For decades, Gabriela Neuber, 42 years old, was labeled by family and friends as cold, selfish and arrogant. They also attributed to her a “strong personality”, which did not conform to social standards. At age 38, the psychologist discovered the reason for the “strangeness” of others: she met the criteria for autism spectrum disorder (ASD).
The initial diagnosis was made by the psychologist herself and then confirmed by the evaluation of specialists. While attending to a patient and reading his case aloud, Gabriela realized that the two had a lot in common.
“I was explaining the diagnosis – such as difficulty socializing, changing routines, understanding social rules. At one point, I found myself giving examples that were personal. At that moment, I felt a chill down my spine. I looked back on my life and recognized myself there,” she says.
Late diagnosis of autism spectrum disorder has become increasingly common. Patients with milder degrees tend to “mask”, an expression that refers to conscious or unconscious “masking” strategies to disguise behavior and act as expected.
In the case of women, masking is even more common. “From an early age they are encouraged not to speak in public and to fit into models, which is why the diagnosis is more difficult”, says psychologist André Torres, a researcher at the State University of Campinas (Unicamp), specializing in autism.
According to him, although the disease does not show different symptoms between genders, girls end up “hiding” more because of the sexist context in which they are inserted.
ASD symptoms in women are commonly attributed to other psychological disorders, such as borderline, eating disorder, depression and obsessive-compulsive disorder (OCD), for example.
Gabriela says that, over the years, she learned the right moment to laugh at jokes, even without understanding why other people were finding it funny. “I developed social skills and read books on public speaking and making friends. It was where I learned socialization rules, which saved me in many situations, ”she says.
Disadvantages of late diagnosis
Late or inconclusive diagnosis hinders the development of patients and can generate a deep feeling of inadequacy. “The patient may feel guilty for treating depression and not being able to feel better, for example”, says Torres.
Gabriela was diagnosed with attention deficit hyperactivity disorder (ADHD) and dyslexia in adulthood, but she remembers noticing the first symptoms in childhood.
“I was born sulky. Looking at my childhood photos, you can see a child with suspicious eyes. As my sister smiled at the camera, I watched the people. You see fear and vigilance expressed all the time,” she says.

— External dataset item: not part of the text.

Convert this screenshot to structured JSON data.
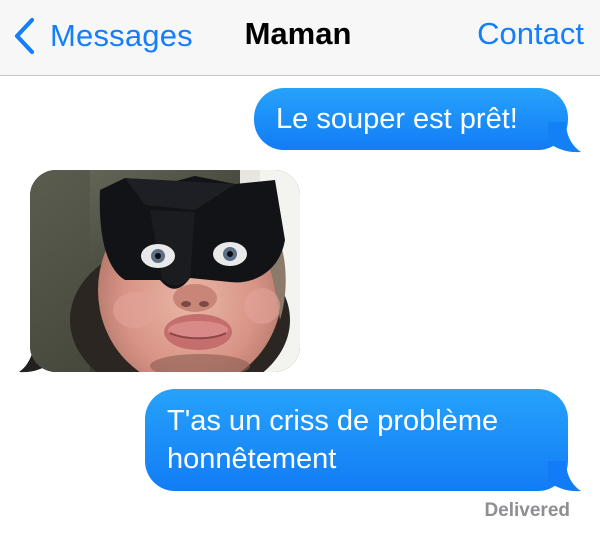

After closing the diagnosis, Gabriela turned completely to the universe of autism. Today, she sees only female patients with ASD and shares information about the disorder on social media through the profile Espectrando Consciente Spectrating Conscious. “I share reliable information on the subject. Without focusing on the downside,” she says.